entertainment for fans. Just play the game in a sportsmanlike manner. Don't
portray BYU football as something more than it is. If this is the attitude that
is being nurtured, no wonder some of these athletes (and their parents) are able
to talk themselves into believing that pursuing a sport at BYU is the same as
full time mission service.The lesson from football, like most of
life's pursuits, should simply be to work hard and work honorably. End of
I just love all the trolls that come on these articles. Just like the crazed
pastor down in Texas who says that Mormonism is a cult, they all show their true
colors.
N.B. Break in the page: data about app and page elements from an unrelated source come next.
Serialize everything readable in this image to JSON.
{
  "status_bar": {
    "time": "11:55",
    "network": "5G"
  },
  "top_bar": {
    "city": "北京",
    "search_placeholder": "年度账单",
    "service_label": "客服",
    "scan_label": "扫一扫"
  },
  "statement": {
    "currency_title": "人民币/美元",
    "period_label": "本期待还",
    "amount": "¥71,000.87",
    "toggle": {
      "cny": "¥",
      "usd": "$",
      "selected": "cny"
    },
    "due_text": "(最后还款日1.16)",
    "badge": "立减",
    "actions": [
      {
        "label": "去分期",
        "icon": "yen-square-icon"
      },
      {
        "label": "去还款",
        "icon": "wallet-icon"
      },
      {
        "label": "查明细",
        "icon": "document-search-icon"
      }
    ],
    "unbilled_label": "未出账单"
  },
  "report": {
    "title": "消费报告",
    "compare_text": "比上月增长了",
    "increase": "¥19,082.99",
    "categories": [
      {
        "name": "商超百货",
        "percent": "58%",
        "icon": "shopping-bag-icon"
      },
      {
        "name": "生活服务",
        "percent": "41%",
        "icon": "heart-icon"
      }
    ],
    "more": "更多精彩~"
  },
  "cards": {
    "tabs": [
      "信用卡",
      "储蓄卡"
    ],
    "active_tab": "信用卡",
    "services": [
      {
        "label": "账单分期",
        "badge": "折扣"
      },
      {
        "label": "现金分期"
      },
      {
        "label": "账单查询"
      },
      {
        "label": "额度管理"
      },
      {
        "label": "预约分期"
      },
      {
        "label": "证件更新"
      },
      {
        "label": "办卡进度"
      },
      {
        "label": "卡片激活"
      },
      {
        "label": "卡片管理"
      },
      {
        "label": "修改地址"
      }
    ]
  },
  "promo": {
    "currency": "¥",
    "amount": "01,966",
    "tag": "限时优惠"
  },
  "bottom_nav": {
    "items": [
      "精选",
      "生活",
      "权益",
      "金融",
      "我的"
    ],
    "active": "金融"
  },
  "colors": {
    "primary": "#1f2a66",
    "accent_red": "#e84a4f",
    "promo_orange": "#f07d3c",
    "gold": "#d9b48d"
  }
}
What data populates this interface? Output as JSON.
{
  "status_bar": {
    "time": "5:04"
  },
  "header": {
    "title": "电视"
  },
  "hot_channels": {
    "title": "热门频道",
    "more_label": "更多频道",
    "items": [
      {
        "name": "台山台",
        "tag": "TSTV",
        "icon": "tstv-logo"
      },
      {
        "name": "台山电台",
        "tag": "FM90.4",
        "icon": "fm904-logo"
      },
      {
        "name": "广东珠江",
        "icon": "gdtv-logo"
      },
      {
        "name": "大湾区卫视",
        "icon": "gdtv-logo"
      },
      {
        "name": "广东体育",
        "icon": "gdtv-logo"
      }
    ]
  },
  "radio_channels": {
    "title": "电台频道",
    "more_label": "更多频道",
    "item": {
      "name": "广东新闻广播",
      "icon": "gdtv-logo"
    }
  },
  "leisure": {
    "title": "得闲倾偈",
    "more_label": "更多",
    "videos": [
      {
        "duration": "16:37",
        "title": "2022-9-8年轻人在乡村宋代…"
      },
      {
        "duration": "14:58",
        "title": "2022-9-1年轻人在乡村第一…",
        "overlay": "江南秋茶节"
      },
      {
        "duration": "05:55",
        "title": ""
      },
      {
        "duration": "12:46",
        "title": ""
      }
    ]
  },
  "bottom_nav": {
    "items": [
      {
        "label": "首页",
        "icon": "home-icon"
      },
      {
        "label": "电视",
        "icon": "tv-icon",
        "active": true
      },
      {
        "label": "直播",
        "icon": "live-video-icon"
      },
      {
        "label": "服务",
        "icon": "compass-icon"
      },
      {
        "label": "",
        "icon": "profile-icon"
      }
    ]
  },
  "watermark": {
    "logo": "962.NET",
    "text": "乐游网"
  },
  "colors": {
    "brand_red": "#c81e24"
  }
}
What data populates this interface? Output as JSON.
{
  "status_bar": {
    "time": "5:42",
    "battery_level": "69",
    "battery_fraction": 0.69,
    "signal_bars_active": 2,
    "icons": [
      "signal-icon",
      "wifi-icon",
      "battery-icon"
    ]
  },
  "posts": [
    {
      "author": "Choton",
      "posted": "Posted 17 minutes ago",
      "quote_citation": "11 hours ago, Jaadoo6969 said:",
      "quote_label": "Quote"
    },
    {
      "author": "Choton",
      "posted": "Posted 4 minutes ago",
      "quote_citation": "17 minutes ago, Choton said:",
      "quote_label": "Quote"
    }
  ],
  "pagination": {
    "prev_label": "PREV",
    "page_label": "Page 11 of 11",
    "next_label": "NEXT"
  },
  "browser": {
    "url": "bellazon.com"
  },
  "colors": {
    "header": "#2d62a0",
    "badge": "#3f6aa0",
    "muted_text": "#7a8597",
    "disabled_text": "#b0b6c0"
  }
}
They must have a very sad life in that they cannot think of anything
else but to tear down and find fault. Is your life that sad?
"In a nutshell, all we're trying to do is live gospel standards and
demonstrate them through a game that's watched by the world," he said.
"And if they can watch us play and then draw that connection, that's my job
description."I'm with Timp on this one. If that is his primary
goal, and not necessarily winning football games, then he is not being entirely
successful. Like Timp, I don't particularly care if he does that out of
frustration--that's football. But if Bronco's primary goal is to hold the
football team as a "light unto the world," then he really stumbled
there.My point is, first and foremost, Bronco's job should be to
WIN. Developing character and showcasing "gospel standards" should be
secondary. If BYU wins and becomes a feared and respected football program (BSU
comes to mind) then I believe BYU football (and other BYU sports) can be an
effective missionary or PR tool for the Church. But with this Independence
thing, if we don't WIN, it backfires, and it just won't work. Please Bronco,
focus on WINNING!
Friday night is when High Schools play football. BYU is a good fit.
"Trying to do is live gospel standards" seems like a clear statement
of intent and not final achivement. I like a man with Standards. I have
standards that I am striving for. If I reach them, I push them highter to
become better. For those who mock attempts to live a standard I would ask what
do people look up to you for? That is correct, no one is looking to you. Hence
you don't need to look for a time of peace and solace of the soul as Bronco
does.As for a bizarre story? I found it uplifting and pleasant to read.
Focusing your spiritual peace once a week is admirable. Dave Rose does it also.
So your comments are bizzare...What are you lookig for in life? As for
JJ's comment. You're right, it was an unfortunate slip by a young man I came to
respect by his sincere gentlemanly behavior to my wife and I when we got to talk
to him for a while. Very respectful and appropriate. As I know you your selves
are without faults...may I get you a stone to throw so you can be first?
TimpWhat does DiLuigi dropping an F-bomb have to do with Bronco's
fireside? J.J. wasn't at the fireside and he's not LDS. As an LDS member, you
should learn to be a little more tolerant of other people's imperfections.
This story was truly bizarre. After reading, I agree with the Big 12. BYU
doesn't belong. If the coach is more focused on firesides, rather than games,
and believes that his job description is the same as a seminary teacher's, the
playing on the field will reflect it. And it does.I'm so glad Dave
Rose isn't this confused.And I agree with Timp, team members
sideline use of the F-word makes this spiritual journey that much more
I'm sure this one won't get through the Dnews filter on this feel good story but
here I go...Is living the gospel the BYU player dropping the F-word
twice on national TV? No. And frankly as an LDS member I don't care. It's
football, not General Conference and most (if not all) are watching it for
entertainment, not to be spiritually enlightened.